TASK PROMPT
All of these records need to be duplicated exactly.

START INPUT DATA

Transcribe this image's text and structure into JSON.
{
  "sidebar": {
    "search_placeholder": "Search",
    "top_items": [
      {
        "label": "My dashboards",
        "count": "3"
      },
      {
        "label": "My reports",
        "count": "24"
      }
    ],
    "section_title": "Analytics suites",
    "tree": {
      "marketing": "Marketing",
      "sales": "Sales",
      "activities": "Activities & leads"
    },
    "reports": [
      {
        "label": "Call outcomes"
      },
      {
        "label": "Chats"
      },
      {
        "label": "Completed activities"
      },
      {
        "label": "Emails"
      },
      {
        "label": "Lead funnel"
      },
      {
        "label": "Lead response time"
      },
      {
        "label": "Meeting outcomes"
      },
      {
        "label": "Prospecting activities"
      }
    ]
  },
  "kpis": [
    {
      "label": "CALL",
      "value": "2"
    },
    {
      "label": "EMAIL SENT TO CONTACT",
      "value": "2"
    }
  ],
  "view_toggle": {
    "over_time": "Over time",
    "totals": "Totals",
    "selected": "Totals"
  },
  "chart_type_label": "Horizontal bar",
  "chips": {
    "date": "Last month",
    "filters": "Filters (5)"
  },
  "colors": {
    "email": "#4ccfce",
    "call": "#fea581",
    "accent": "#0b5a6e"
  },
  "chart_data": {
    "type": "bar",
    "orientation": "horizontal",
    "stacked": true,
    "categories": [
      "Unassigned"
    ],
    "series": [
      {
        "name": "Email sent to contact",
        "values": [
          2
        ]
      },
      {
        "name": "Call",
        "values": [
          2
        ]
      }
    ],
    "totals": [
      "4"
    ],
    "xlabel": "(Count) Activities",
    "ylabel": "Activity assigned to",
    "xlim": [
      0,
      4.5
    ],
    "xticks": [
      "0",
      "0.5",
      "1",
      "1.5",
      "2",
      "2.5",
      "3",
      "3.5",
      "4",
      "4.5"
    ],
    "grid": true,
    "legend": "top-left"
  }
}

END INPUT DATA

SOLUTION TO THIS PROBLEM
Transcribe this image's text and structure into JSON.
{
  "sidebar": {
    "search_placeholder": "Search",
    "top_items": [
      {
        "label": "My dashboards",
        "count": "3"
      },
      {
        "label": "My reports",
        "count": "24"
      }
    ],
    "section_title": "Analytics suites",
    "tree": {
      "marketing": "Marketing",
      "sales": "Sales",
      "activities": "Activities & leads"
    },
    "reports": [
      {
        "label": "Call outcomes"
      },
      {
        "label": "Chats"
      },
      {
        "label": "Completed activities"
      },
      {
        "label": "Emails"
      },
      {
        "label": "Lead funnel"
      },
      {
        "label": "Lead response time"
      },
      {
        "label": "Meeting outcomes"
      },
      {
        "label": "Prospecting activities"
      }
    ]
  },
  "kpis": [
    {
      "label": "CALL",
      "value": "2"
    },
    {
      "label": "EMAIL SENT TO CONTACT",
      "value": "2"
    }
  ],
  "view_toggle": {
    "over_time": "Over time",
    "totals": "Totals",
    "selected": "Totals"
  },
  "chart_type_label": "Horizontal bar",
  "chips": {
    "date": "Last month",
    "filters": "Filters (5)"
  },
  "colors": {
    "email": "#4ccfce",
    "call": "#fea581",
    "accent": "#0b5a6e"
  },
  "chart_data": {
    "type": "bar",
    "orientation": "horizontal",
    "stacked": true,
    "categories": [
      "Unassigned"
    ],
    "series": [
      {
        "name": "Email sent to contact",
        "values": [
          2
        ]
      },
      {
        "name": "Call",
        "values": [
          2
        ]
      }
    ],
    "totals": [
      "4"
    ],
    "xlabel": "(Count) Activities",
    "ylabel": "Activity assigned to",
    "xlim": [
      0,
      4.5
    ],
    "xticks": [
      "0",
      "0.5",
      "1",
      "1.5",
      "2",
      "2.5",
      "3",
      "3.5",
      "4",
      "4.5"
    ],
    "grid": true,
    "legend": "top-left"
  }
}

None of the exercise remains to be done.